Now that the political scam surrounding the state’s EdChoice Scholarship Program has been exposed to the public for what it really is, which is a political grab for tax dollars to fund private education, Ohio’s legislators are scrambling to “fix” the program.
EdChoice was originally written under the pretense that its implementation was intended to allow students to “escape” poorly performing public schools to attend private schools. But, now that scholarships are being offered to students who reside in very high performing public school districts, it has become apparent that the law was sold to the public under a false premise.
In simpler terms, our legislators lied to us to get what they wanted … again.
“Fixing” laws that were enacted by deceit is a time honored political tradition, so their response to being exposed as liars is always predictable. Senator Peggy Lehner, chair of the Senate Education Committee, has reacted as if she is shocked by the scam, which is entirely in character for her. She has played the role of the confused legislator more times than one can count when fraudulent education legislation has been exposed. The fact that she can be confused so regularly about education legislation is itself confusing in that she is chair of the education committee. As such, one would think she might have her finger on the pulse of the ramifications of education legislation at least once.
But, that is apparently too much to ask.
Now that it has been publicly exposed that the school choice bill is not as sold (legislators were previously well aware of it), they are under pressure to “fix” it before next year’s dollars are doled out, which is within the next month. Lehner has expressed concern that altering a major policy bill under short notice causes her “grave concern.” She even said, “I think we are at great risk of a solution that in the long run is not good for the children of this state.”
As if that is ever their concern.
Since the original bill was not created under some artificial deadline, history tells us that incompetence is a much bigger factor in poorly written legislation than arbitrary deadlines.
While Senator Lehner played her befuddled role perfectly, Senator Matt Huffman from Lima responded in a different manner. You might remember Senator Huffman as the legislator who just a few short years ago introduced what was touted as a school deregulation bill. This was his effort to convince Ohioans that he and some of his buddies were actually interested in reducing the number of school regulations.
Of course, he did this while Ohio’s lawmakers continued to introduce and pass regulations governing schools, and he is front and center in rewriting this bill. In other words, his “deregulation” bill was a sick joke.

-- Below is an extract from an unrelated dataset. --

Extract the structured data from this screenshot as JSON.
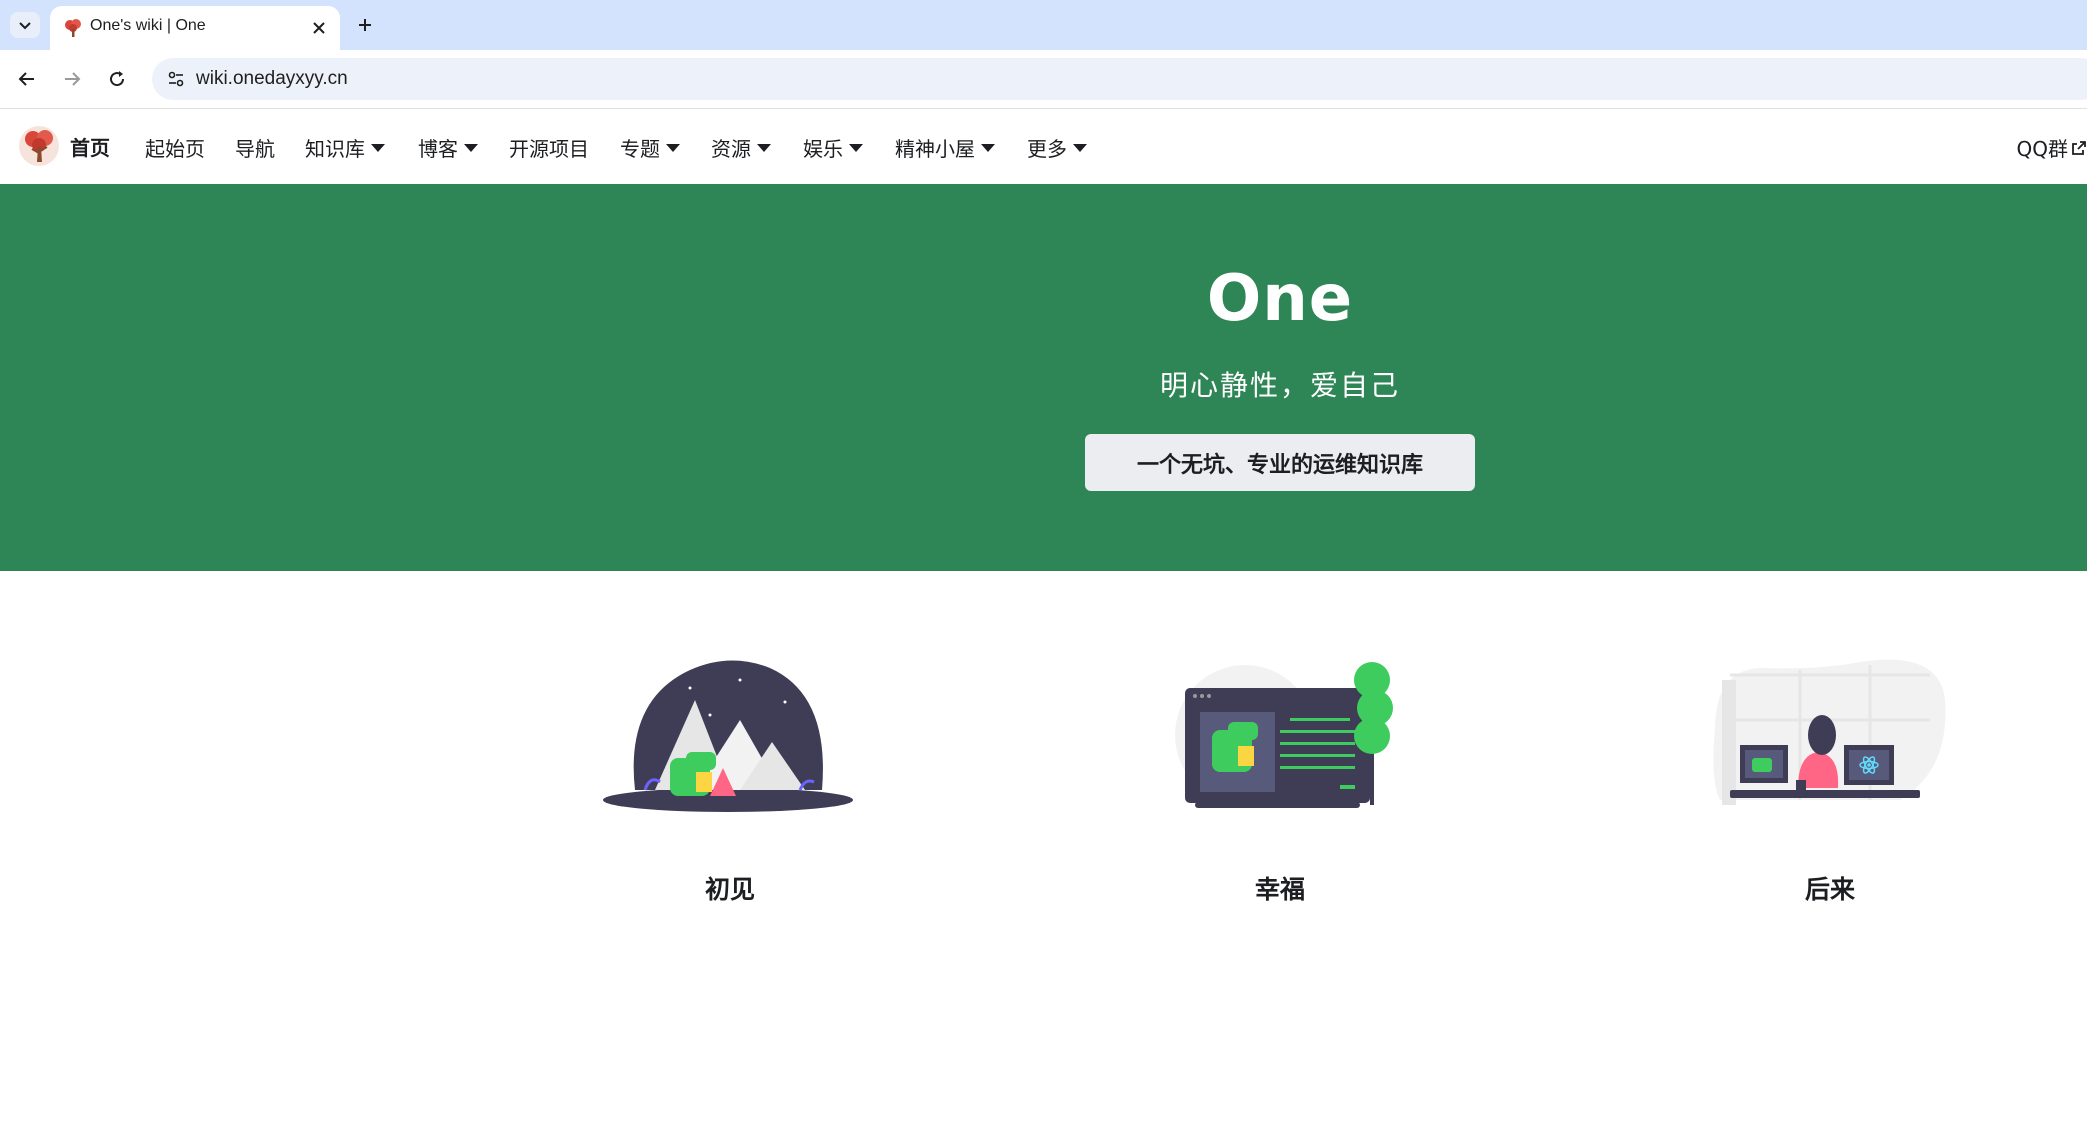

But, I digress. Instead of exhibiting fake surprise or consternation or continuing the charade that this was ever about school quality, Senator Huffman has actually admitted that the real reason the bill was implemented in the first place was to funnel tax dollars into the pockets of parents who want their children to have a private education. Of course, he can afford to be forthright now, since the bill is already in place.
Now, I’m as big a believer in school choice as Senator Huffman is. I believe parents have the right to educate their children wherever they see fit. However, unlike him, I do not believe it is my responsibility to fund those choices. This use of tax dollars to fund a private entity debate is not confined only to the world of education. There are many other examples where public funds could be used to fund private entities for Ohio’s citizens, but legislators would never consider opening that can of worms in those cases. Only with education.

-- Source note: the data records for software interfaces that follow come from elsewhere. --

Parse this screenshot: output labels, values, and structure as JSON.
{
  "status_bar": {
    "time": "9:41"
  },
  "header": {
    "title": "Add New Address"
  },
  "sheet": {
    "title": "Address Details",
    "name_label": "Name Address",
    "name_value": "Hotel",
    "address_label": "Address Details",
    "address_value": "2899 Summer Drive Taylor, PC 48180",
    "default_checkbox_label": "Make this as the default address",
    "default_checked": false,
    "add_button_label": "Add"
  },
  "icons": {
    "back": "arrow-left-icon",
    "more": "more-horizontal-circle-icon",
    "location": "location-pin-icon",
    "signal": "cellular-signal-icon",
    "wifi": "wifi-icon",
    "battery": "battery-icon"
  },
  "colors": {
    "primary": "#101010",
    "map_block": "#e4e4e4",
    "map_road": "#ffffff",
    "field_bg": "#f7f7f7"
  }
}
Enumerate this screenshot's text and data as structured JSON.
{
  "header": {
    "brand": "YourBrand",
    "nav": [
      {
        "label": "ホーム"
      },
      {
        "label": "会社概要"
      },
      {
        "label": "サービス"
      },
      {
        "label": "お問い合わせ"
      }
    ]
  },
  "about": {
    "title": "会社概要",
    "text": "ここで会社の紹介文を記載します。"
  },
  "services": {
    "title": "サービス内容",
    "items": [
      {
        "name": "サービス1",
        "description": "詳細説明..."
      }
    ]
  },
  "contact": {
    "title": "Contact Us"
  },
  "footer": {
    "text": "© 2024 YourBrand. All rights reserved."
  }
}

Why is that?
You see, Ohio’s legislators might be dishonest, but they aren’t stupid. They were well aware that the majority of the public would not have approved of the original legislation if it appeared lawmakers had randomly decided to take our tax dollars and fund private schools. But, they knew if they could just convince us that they were doing it to allow kids to “escape” horrible environments, the idea would be much easier to sell.
So, they lied to us.
It didn’t really matter if it was true. They knew if they could get the law on the books, even if done so under false pretenses, they could more easily change the rules once it was in place. And, voila, that is exactly what they are doing.
If nothing else, they are as predictable as they are dishonest.
With the need for deceit now behind them, Senator Huffman can now admit the real reason for implementing EdChoice has nothing to do with allowing students to “escape” poor schools, as they originally said, but everything to do with allowing parents who want to send their children to private schools to use tax dollars to help fund their personal decision, depending on their family income.
In other words, it has never been about quality.